  16. Jeffrey C. Ely & Okan Yilankaya, 1997. "Nash Equilibrium and the Evolution of Preferences," Discussion Papers 1191, Northwestern University, Center for Mathematical Studies in Economics and Management Science.
  17. Henrich, Joseph & Boyd, Robert & Bowles, Samuel & Camerer, Colin & Fehr, Ernst & Gintis, Herbert (ed.), 2004. "Foundations of Human Sociality: Economic Experiments and Ethnographic Evidence from Fifteen Small-Scale Societies," OUP Catalogue, Oxford University Press, number 9780199262052, March.
  18. Eshel, Ilan & Samuelson, Larry & Shaked, Avner, 1998. "Altruists, Egoists, and Hooligans in a Local Interaction Model," American Economic Review, American Economic Association, vol. 88(1), pages 157-79, March.
  19. Bester, H. & Güth, W., 1994. "Is altruism evolutionarily stable ?," Discussion Paper 1994-103, Tilburg University, Center for Economic Research.
  20. Joseph Henrich, 2001. "In Search of Homo Economicus: Behavioral Experiments in 15 Small-Scale Societies," American Economic Review, American Economic Association, vol. 91(2), pages 73-78, May.
  21. Samuel Bowles, 1998. "Endogenous Preferences: The Cultural Consequences of Markets and Other Economic Institutions," Journal of Economic Literature, American Economic Association, vol. 36(1), pages 75-111, March.
  22. Werner Güth & Stefan Napel, 2006. "Inequality Aversion in a Variety of Games - An Indirect Evolutionary Analysis," Economic Journal, Royal Economic Society, vol. 116(514), pages 1037-1056, October.
Full references (including those not matched with items on IDEAS)

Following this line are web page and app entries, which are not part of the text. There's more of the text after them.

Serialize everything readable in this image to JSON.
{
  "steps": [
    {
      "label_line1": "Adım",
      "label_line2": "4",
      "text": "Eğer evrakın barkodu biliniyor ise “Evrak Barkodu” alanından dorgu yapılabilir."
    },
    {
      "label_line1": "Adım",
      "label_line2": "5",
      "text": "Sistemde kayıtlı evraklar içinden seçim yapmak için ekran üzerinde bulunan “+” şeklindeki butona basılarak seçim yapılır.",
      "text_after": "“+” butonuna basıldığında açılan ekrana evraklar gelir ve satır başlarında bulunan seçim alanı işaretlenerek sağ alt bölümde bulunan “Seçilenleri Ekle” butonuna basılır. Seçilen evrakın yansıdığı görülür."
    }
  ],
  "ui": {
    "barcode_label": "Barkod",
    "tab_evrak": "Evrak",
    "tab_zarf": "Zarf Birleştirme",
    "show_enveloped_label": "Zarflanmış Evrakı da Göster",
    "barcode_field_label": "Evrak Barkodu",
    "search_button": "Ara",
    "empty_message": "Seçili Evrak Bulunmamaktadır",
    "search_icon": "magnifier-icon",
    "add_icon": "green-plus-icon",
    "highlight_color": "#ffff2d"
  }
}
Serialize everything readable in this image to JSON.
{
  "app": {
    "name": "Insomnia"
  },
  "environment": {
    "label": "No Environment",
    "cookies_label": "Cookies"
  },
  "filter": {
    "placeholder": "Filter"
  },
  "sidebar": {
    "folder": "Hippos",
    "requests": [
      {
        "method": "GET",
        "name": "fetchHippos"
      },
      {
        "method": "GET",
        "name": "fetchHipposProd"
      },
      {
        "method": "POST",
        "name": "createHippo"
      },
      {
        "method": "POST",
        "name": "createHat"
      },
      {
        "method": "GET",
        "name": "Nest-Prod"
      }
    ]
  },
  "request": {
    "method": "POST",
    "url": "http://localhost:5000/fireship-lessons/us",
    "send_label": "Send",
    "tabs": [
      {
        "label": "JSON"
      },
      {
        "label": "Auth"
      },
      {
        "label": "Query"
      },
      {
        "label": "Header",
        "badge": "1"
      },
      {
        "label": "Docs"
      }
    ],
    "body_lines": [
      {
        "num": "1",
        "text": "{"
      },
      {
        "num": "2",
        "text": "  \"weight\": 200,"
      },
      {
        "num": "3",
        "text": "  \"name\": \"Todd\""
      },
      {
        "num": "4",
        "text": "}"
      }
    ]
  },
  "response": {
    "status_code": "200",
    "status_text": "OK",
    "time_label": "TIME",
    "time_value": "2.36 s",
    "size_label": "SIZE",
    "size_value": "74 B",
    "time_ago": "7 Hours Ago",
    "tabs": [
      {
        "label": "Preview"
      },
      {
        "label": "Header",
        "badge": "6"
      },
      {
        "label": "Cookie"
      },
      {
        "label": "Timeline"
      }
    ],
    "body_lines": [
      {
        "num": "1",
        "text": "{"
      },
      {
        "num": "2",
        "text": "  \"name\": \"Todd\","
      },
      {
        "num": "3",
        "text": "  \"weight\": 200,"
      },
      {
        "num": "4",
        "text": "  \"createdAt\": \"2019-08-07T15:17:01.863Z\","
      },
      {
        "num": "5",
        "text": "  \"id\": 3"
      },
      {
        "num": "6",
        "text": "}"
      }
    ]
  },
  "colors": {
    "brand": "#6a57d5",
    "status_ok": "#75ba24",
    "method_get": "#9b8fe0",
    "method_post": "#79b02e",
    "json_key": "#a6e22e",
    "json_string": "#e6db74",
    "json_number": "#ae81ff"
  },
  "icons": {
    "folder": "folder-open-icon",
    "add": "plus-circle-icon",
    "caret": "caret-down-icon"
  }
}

This item is not listed on Wikipedia, on a reading list or among the top items on IDEAS.

When requesting a correction, please mention this item's handle: RePEc:eee:jeborg:v:84:y:2012:i:1:p:174-181. See general information about how to correct material in RePEc.

For technical questions regarding this item, or to correct its authors, title, abstract, bibliographic or download information, contact: (Zhang, Lei)

If you have authored this item and are not yet registered with RePEc, we encourage you to do it here. This allows to link your profile to this item. It also allows you to accept potential citations to this item that we are uncertain about.

If references are entirely missing, you can add them using this form.

If the full references list an item that is present in RePEc, but the system did not link to it, you can help with this form.

If you know of missing items citing this one, you can help us creating those links by adding the relevant references in the same way as above, for each refering item. If you are a registered author of this item, you may also want to check the "citations" tab in your profile, as there may be some citations waiting for confirmation.

Please note that corrections may take a couple of weeks to filter through the various RePEc services.

This information is provided to you by IDEAS at the Research Division of the Federal Reserve Bank of St. Louis using RePEc data.